George Reid is currently a lecturer in (ludo)musicology at Kingston University, London, and his research interests lie primarily in the fields of ludomusicology, music fan and (sub)cultural studies, vital materialist and queer approaches to audiovisual media and music, and the ways in which audiovisual media and music can engender nostalgia. Kingston University also recently awarded him his PhD in musicology, funded by the AHRC. His thesis developed a new framework to analyse the relationship between music and identity in chiptune fan cultures, with specific focus on the ludomusical interactions between the non/human agencies of technology, memory and body, and timbre.
He is currently preparing to publish his thesis with Amsterdam University Press, and he is co-editor of the forthcoming Chiptune Studies Reader with Oxford University Press. Outside his academic work he enjoys composing chiptune, synthpop, soundtracks to 1980s films and retro video games that never existed, and he is also an avid pixel artist.

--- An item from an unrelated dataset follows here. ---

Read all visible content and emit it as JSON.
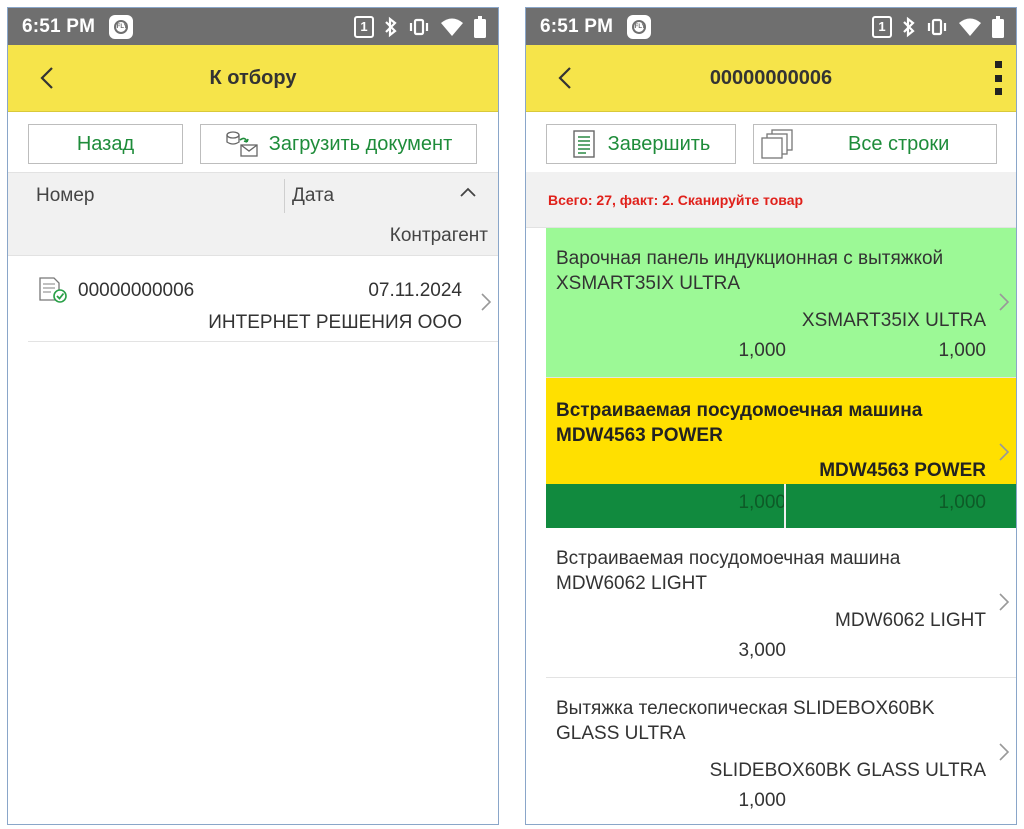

Zachary Diaz is a PhD Student in Musicology at the University of Bristol. His doctoral dissertation focuses on the music of the late hip-hop producer J Dilla. He is also a hip-hop producer himself, having released several instrumental hip-hop projects under the Manchester-based record label Beatsupply and Bristol-based label Echo World. His research and lectures focus on hip-hop production, the history of digital sampling, and global beat-making cultures.
Holly Shone is a PhD student currently studying at Bangor University in North Wales, having completed her undergraduate and master's degree at the same institution. Primarily a musicologist, Holly is focusing on the music of Italian composer Ludovico Einaudi to understand the contrasting critical and public reception of his music, along with a detailed analysis of select pieces from his oeuvre. Her wider research interests include the reception of ‘classical’ music amongst adolescents, and contemporary postminimalist music. Alongside her research, Holly is a pianist for a number of student ensembles at Bangor University, as well as participating as an alto in the University Chamber Choir.